** Raw data **
· · · ·

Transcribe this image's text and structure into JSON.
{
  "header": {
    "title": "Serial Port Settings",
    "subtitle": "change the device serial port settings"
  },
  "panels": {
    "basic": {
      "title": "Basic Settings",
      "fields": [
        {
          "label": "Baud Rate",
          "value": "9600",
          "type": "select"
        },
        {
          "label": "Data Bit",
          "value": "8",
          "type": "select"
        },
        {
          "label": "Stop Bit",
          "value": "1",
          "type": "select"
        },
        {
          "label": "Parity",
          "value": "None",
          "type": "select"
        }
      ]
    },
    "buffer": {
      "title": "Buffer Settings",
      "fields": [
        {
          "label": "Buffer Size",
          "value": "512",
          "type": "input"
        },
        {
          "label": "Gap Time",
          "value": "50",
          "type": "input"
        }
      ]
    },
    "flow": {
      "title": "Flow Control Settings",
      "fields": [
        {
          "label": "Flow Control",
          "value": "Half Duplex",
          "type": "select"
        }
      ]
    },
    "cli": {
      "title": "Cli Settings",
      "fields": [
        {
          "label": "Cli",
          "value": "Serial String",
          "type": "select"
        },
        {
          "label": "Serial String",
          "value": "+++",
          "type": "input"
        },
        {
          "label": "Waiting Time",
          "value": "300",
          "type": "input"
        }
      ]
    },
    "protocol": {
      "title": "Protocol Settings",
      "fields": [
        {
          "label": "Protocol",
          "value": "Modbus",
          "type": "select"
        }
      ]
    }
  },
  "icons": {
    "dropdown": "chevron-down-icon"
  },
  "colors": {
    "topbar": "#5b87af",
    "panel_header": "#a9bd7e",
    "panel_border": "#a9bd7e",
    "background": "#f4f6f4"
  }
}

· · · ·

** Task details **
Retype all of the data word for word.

** Response to the task **
Transcribe this image's text and structure into JSON.
{
  "header": {
    "title": "Serial Port Settings",
    "subtitle": "change the device serial port settings"
  },
  "panels": {
    "basic": {
      "title": "Basic Settings",
      "fields": [
        {
          "label": "Baud Rate",
          "value": "9600",
          "type": "select"
        },
        {
          "label": "Data Bit",
          "value": "8",
          "type": "select"
        },
        {
          "label": "Stop Bit",
          "value": "1",
          "type": "select"
        },
        {
          "label": "Parity",
          "value": "None",
          "type": "select"
        }
      ]
    },
    "buffer": {
      "title": "Buffer Settings",
      "fields": [
        {
          "label": "Buffer Size",
          "value": "512",
          "type": "input"
        },
        {
          "label": "Gap Time",
          "value": "50",
          "type": "input"
        }
      ]
    },
    "flow": {
      "title": "Flow Control Settings",
      "fields": [
        {
          "label": "Flow Control",
          "value": "Half Duplex",
          "type": "select"
        }
      ]
    },
    "cli": {
      "title": "Cli Settings",
      "fields": [
        {
          "label": "Cli",
          "value": "Serial String",
          "type": "select"
        },
        {
          "label": "Serial String",
          "value": "+++",
          "type": "input"
        },
        {
          "label": "Waiting Time",
          "value": "300",
          "type": "input"
        }
      ]
    },
    "protocol": {
      "title": "Protocol Settings",
      "fields": [
        {
          "label": "Protocol",
          "value": "Modbus",
          "type": "select"
        }
      ]
    }
  },
  "icons": {
    "dropdown": "chevron-down-icon"
  },
  "colors": {
    "topbar": "#5b87af",
    "panel_header": "#a9bd7e",
    "panel_border": "#a9bd7e",
    "background": "#f4f6f4"
  }
}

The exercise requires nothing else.